At a meeting next Wednesday, May 1, you can learn how tax districts around Goldendale could stand to gain millions of dollars. For almost each district.
The meeting is about the proposed pumped storage energy project at the site of the one-time aluminum plant off Highway 14. It has attracted the attention of major players in energy and politics, and now promoters want the general public to weigh in. The meeting on May 1 is at 7 p.m. at the Goldendale Grange hall.
A big feature of the project, and the meeting, is how much money tax districts could make once the pumped storage project gets rolling. According to figures from the Klickitat County Assessor as of April 18 this year, here's what the tax revenue figures show as potential revenues:
• County general: $2,601,249
• County road: $3,221,685
• Goldendale School District: $3,000,000
• EMS: $1,000,000
• Klickitat County Hospital: $1,230,566
• Fire 7: $1,692,540
• Library: $727,160
• Rec District 1: $540,000

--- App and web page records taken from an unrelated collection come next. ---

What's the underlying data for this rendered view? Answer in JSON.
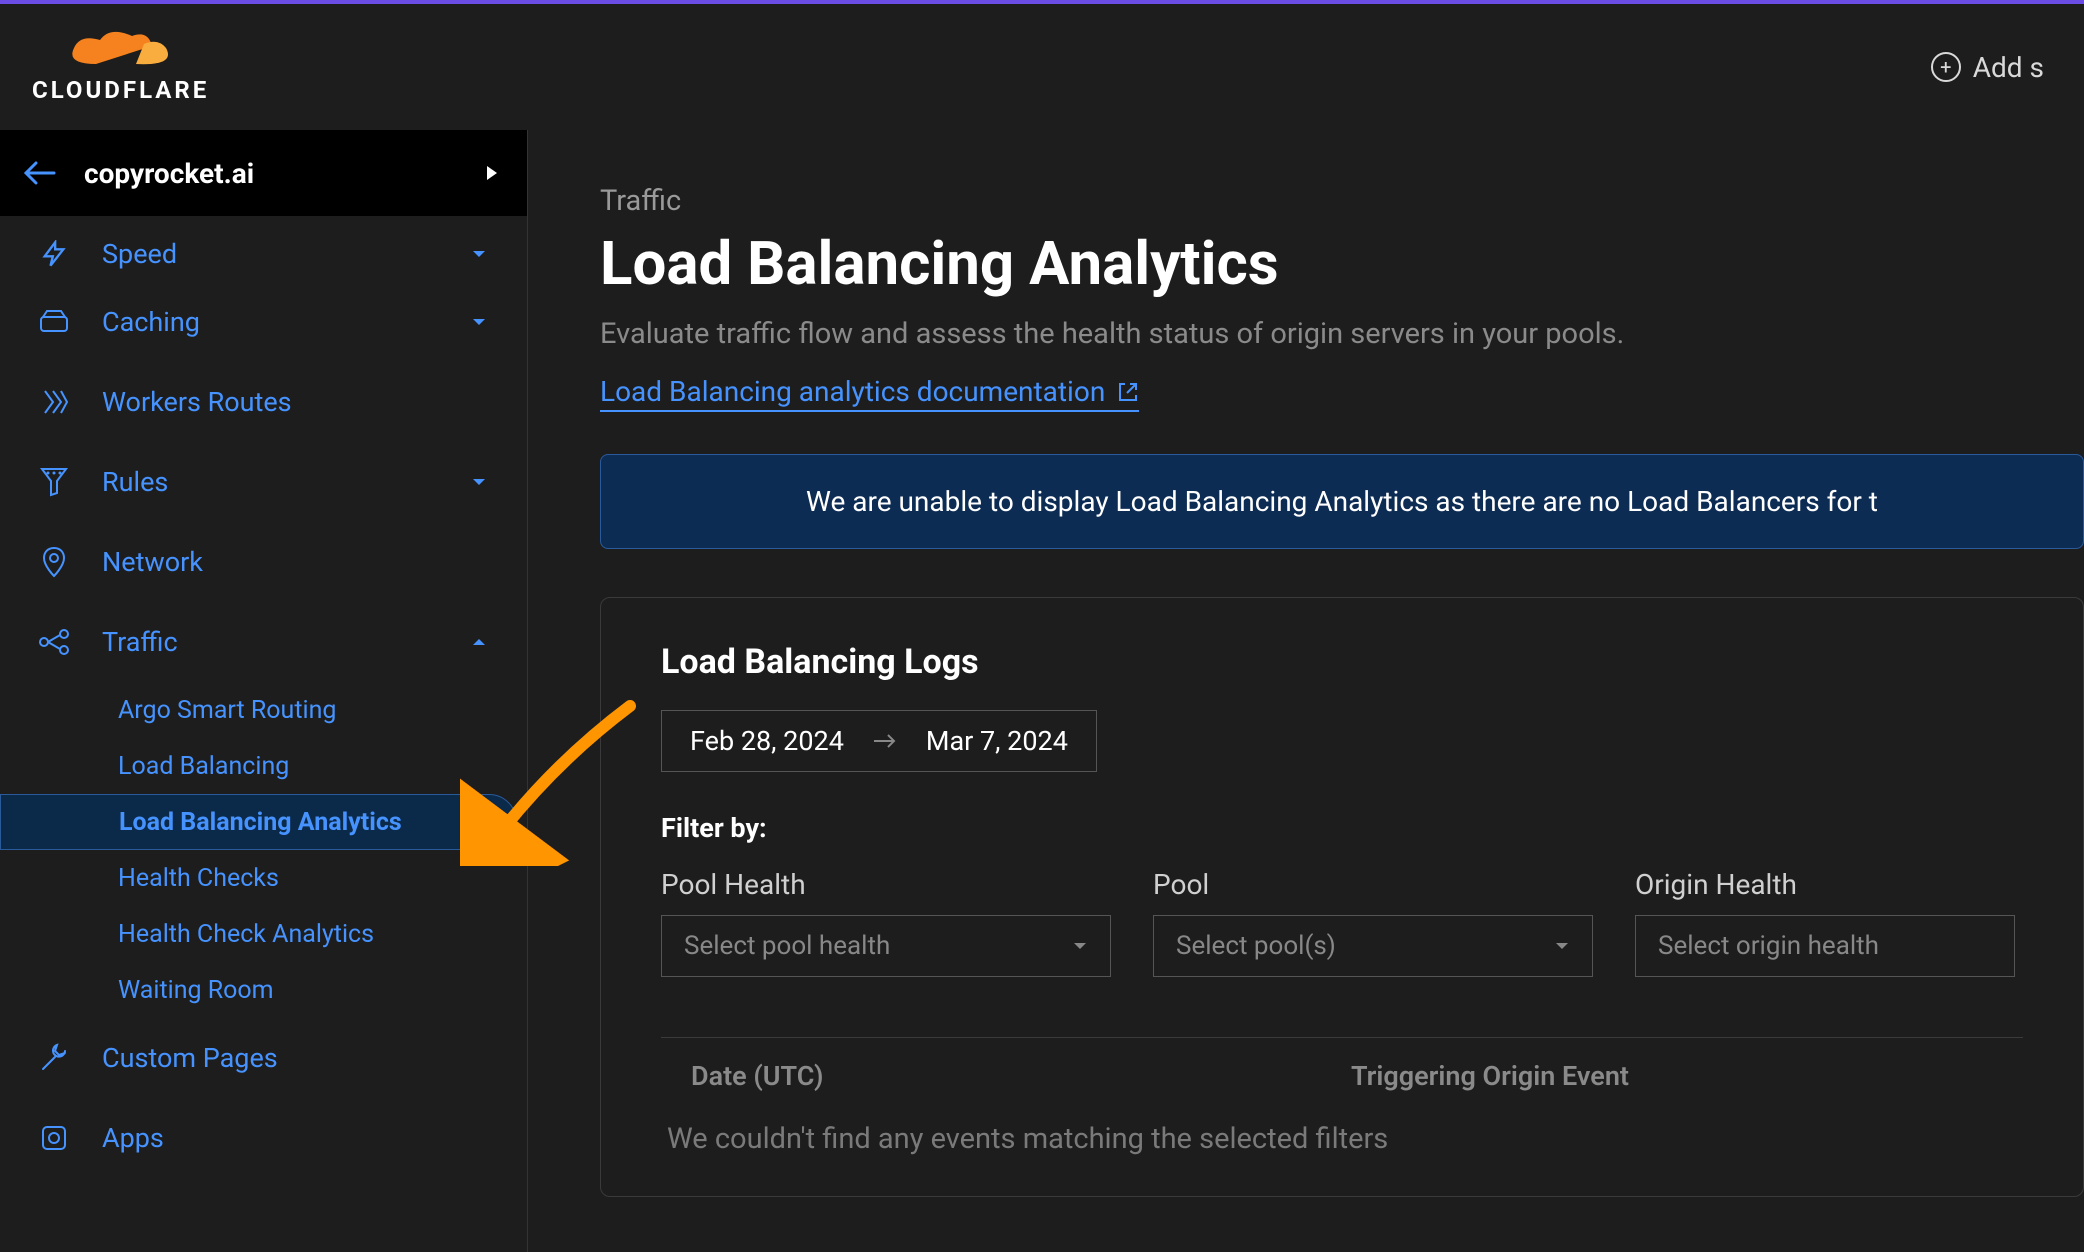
{
  "brand": "CLOUDFLARE",
  "header": {
    "add_label": "Add s"
  },
  "domain": {
    "name": "copyrocket.ai"
  },
  "sidebar": {
    "items": [
      {
        "label": "Speed",
        "icon": "bolt-icon",
        "expandable": true
      },
      {
        "label": "Caching",
        "icon": "drive-icon",
        "expandable": true
      },
      {
        "label": "Workers Routes",
        "icon": "workers-icon",
        "expandable": false
      },
      {
        "label": "Rules",
        "icon": "funnel-icon",
        "expandable": true
      },
      {
        "label": "Network",
        "icon": "pin-icon",
        "expandable": false
      },
      {
        "label": "Traffic",
        "icon": "nodes-icon",
        "expandable": true,
        "expanded": true
      },
      {
        "label": "Custom Pages",
        "icon": "wrench-icon",
        "expandable": false
      },
      {
        "label": "Apps",
        "icon": "apps-icon",
        "expandable": false
      }
    ],
    "traffic_sub": [
      {
        "label": "Argo Smart Routing",
        "active": false
      },
      {
        "label": "Load Balancing",
        "active": false
      },
      {
        "label": "Load Balancing Analytics",
        "active": true
      },
      {
        "label": "Health Checks",
        "active": false
      },
      {
        "label": "Health Check Analytics",
        "active": false
      },
      {
        "label": "Waiting Room",
        "active": false
      }
    ]
  },
  "page": {
    "breadcrumb": "Traffic",
    "title": "Load Balancing Analytics",
    "subtitle": "Evaluate traffic flow and assess the health status of origin servers in your pools.",
    "doc_link": "Load Balancing analytics documentation",
    "banner": "We are unable to display Load Balancing Analytics as there are no Load Balancers for t"
  },
  "logs": {
    "heading": "Load Balancing Logs",
    "date_from": "Feb 28, 2024",
    "date_to": "Mar 7, 2024",
    "filter_by": "Filter by:",
    "filters": {
      "pool_health": {
        "label": "Pool Health",
        "placeholder": "Select pool health"
      },
      "pool": {
        "label": "Pool",
        "placeholder": "Select pool(s)"
      },
      "origin_health": {
        "label": "Origin Health",
        "placeholder": "Select origin health"
      }
    },
    "table": {
      "col_date": "Date (UTC)",
      "col_event": "Triggering Origin Event",
      "empty": "We couldn't find any events matching the selected filters"
    }
  }
}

That's a total of $14,013,201. The revenue would be a result of a $2 billion project that would take between three and five years of construction and create some 3,000 construction jobs, generating $366 million in wages.
"It'd be like the wind construction boom all over again," says Goldendale Chamber of Commerce Executive Director Dana Peck, who is principally involved in helping the project happen.
The pumped storage project is a renewable energy plan to generate power on demand by using two reservoirs, one at the site of the old aluminum plant and one on the plateau high above it. Water could be pumped up the high reservoir then released back down to the lower one, generating power as it moves through turbines on the way down.